START Available records

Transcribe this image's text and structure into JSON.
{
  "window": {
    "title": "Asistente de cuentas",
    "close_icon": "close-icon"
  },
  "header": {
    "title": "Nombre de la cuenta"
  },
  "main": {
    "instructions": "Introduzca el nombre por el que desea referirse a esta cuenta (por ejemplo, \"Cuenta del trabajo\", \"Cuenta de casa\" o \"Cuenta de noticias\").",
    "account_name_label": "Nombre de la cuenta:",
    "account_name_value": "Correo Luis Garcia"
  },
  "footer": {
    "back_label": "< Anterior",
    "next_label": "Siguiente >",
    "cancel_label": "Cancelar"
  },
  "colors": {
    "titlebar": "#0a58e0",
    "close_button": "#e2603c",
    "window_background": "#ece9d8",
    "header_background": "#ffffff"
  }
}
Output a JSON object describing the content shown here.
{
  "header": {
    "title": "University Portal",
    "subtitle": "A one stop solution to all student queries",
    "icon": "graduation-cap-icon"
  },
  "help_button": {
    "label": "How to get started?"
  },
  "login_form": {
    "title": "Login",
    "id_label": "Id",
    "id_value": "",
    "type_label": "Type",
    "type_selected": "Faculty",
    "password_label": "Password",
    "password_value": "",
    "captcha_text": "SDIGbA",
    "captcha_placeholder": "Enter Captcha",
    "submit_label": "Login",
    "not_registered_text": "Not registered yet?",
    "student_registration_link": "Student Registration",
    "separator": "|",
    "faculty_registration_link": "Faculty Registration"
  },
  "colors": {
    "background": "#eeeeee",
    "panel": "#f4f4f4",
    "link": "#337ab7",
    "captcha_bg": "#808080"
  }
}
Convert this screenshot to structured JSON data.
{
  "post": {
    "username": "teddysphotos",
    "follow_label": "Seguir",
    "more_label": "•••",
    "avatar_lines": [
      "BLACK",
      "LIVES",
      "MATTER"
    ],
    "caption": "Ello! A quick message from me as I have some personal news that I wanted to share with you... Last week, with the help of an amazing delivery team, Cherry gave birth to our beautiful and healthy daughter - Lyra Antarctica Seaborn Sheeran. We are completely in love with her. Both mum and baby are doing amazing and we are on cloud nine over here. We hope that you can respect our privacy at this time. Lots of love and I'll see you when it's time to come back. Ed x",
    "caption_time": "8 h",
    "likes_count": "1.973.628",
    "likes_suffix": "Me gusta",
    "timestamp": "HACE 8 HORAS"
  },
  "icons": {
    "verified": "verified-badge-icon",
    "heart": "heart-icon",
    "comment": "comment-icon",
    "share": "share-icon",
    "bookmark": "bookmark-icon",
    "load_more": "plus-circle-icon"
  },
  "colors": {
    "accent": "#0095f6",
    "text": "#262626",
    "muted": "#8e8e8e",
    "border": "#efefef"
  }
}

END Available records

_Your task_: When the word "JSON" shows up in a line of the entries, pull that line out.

_Answer to this task_:
Transcribe this image's text and structure into JSON.
Output a JSON object describing the content shown here.
Convert this screenshot to structured JSON data.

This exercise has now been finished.